Last Updated on
Are you bored of using the same set training? Have you performed the same strength routine for many years and noticed a plateau in your strength gains?
Well it is time to mix up your training and to add some supersets into the equation. Supersetting is a very basic training method that can produce some serious strength gains and this backed up by some robust valid research.
A recent piece of research in the ‘Journal of Strength and Conditioning Research’ discovered that supersetting using an ‘opposed muscle group’ technique produced greater strength gains than using traditional sets.
They also found that the subjects were able to perform more reps and/or lift a heavier weight in the sets that followed the superset. This drastically increased the challenge and ultimate strength gains.
In addition you are engaging more muscle groups when using super sets when compared to using traditional sets. So what is supersetting and how can it actually benefit you?
What is supersetting?
In simple terms supersetting is a more advanced method of lifting weights involving two exercises with no rest in between.
There are numerous ways of implementing supersets but for the scope of this article we will be focusing on training methods that specifically improve your strength. These are as follows:
- Compound supersets – this is where you perform two compound exercises straight after one another with no rests.
- Opposing muscle groups – this where you perform exercises that target opposing muscle, and you exercise one group and then rest the other- then vice versa with no rest in between. A good example of this is performing the squat for your quads and Romanian deadlifts straight after for your hamstrings.
- Exhaustion Supersets – is where you perform two sets of exercises on the same muscle group with no rest in between e.g. the chest press followed by a set of push ups.
- Staggered Supersets – is where you perform a set of exercises on a different muscle group in between sets e.g. a chest press followed by some push ups and then back to the chest press. Granted that with the second bouts of chest presses- you may not be able to pump as many reps as the first set of chest presses.

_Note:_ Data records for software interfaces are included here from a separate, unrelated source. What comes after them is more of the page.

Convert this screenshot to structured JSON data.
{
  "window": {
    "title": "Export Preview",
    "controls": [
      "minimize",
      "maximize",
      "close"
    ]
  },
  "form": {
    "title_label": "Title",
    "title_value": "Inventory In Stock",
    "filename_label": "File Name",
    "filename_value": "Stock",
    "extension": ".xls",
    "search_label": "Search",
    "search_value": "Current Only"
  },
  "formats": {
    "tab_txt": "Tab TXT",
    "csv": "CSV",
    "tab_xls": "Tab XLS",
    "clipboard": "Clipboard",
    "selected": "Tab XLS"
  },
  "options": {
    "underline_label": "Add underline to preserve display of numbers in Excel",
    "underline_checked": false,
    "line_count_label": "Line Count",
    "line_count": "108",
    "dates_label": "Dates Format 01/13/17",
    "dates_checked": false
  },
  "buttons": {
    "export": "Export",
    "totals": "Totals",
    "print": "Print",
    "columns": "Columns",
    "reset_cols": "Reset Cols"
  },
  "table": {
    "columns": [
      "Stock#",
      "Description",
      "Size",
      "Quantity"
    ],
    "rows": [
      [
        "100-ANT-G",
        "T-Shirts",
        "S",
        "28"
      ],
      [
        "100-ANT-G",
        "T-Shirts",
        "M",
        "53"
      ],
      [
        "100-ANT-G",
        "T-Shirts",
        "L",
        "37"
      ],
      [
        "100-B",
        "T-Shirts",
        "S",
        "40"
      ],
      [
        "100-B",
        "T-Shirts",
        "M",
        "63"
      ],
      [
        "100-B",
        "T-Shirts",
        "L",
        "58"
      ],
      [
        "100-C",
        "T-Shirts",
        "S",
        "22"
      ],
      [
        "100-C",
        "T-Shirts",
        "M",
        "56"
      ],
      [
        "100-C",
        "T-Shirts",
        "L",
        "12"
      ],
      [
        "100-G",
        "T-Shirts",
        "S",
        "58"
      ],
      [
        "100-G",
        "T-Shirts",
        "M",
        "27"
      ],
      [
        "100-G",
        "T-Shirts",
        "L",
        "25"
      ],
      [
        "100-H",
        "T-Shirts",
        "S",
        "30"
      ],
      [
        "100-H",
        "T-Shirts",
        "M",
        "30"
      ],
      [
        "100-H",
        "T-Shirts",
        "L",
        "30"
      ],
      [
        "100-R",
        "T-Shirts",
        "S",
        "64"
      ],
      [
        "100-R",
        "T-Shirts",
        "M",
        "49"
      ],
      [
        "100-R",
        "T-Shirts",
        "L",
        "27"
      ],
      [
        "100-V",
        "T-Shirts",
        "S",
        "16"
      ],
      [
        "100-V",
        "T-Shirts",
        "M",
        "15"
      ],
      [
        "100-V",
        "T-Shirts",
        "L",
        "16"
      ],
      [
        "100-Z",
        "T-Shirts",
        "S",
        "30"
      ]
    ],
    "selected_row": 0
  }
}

# Please note that if you are going to perform more than one superset in your work out, then allow 3-5 minutes for recovery. As this is the recommended guideline to allow for adequate recovery to increase your strength gains.
The physiological benefits of supersetting
Supersets are effective because they have very little rest intervals in between executing the sets of exercises. This process induces the production of lactate, lowers your muscle pH which triggers the secretion of growth hormone and testosterone.
These anabolic hormones help to facilitate muscle growth and lifting heavy with a low rep range will also improve your strength gains.
Fundamentally lifting heavy can improve the size and strength of the fast twitch type 2 muscle fibres and these help to boost your force production, the muscle’s glycolytic capacity and this ultimately translates to strength gains.
The practical benefits of using supersets
In practical terms it is good practice to shake and mix up your training regime every 4 weeks so that the muscles are being exposed to new stimuli. This strategy will prevent you from entering into a dreaded plateau with your strength gains and supersetting has the following practical benefits:
- You save time because with no rest between sets will make the work outs shorter and more efficient
- You overload your muscles by using the heavy weights and by adding more intensity in your work outs
- It makes your works out more fun, interesting and challenging. This should help you to keep you focussed and motivated
- It is easy to set up you either pick two compound exercises, use the same or opposing muscle groups whilst performing the superset
- They incorporate more variety into your work outs and they are excellent choice if you are ready for a change